* [Problem to solve]:
Search the data for the word "this". Reproduce every line where it is found.

* [Given data]:

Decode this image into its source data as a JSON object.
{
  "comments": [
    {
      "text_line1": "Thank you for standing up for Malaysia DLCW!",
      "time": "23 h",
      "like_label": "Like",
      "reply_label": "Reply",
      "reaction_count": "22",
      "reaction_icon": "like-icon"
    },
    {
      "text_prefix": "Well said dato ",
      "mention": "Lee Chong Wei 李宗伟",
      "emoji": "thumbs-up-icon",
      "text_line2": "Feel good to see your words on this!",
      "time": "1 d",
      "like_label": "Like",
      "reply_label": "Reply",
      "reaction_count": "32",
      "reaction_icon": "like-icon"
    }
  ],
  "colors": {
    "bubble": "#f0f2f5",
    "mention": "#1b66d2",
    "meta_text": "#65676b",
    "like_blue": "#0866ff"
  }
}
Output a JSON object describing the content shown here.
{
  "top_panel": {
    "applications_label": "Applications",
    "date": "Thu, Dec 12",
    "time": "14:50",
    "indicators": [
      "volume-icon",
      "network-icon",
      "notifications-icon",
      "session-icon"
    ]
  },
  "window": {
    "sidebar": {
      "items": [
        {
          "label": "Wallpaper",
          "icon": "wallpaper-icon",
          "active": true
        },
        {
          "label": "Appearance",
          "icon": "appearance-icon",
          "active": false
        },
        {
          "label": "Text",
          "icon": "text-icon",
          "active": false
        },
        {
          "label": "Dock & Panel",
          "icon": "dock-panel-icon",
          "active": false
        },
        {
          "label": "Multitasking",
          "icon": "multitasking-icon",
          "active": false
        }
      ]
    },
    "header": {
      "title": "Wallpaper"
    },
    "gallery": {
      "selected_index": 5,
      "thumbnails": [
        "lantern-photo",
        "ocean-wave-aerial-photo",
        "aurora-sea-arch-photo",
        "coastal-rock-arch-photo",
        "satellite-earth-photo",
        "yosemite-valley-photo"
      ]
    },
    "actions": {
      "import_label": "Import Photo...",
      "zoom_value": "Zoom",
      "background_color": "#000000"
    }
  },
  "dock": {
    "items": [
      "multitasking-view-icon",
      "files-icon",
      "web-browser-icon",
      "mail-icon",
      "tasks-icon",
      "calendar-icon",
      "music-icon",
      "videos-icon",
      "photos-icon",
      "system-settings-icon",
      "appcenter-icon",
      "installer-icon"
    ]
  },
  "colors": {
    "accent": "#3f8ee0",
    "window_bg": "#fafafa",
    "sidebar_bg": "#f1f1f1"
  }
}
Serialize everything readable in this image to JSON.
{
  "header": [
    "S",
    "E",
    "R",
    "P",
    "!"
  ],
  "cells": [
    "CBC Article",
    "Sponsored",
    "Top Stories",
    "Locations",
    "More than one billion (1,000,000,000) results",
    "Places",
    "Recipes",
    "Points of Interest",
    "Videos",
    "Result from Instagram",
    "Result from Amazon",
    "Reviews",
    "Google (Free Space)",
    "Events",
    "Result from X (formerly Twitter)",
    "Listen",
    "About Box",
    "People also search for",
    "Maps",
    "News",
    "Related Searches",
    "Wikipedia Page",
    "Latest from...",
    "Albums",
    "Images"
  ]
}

* [Response to the exercise]:
Decode this image into its source data as a JSON object.
      "text_line2": "Feel good to see your words on this!",
Serialize everything readable in this image to JSON.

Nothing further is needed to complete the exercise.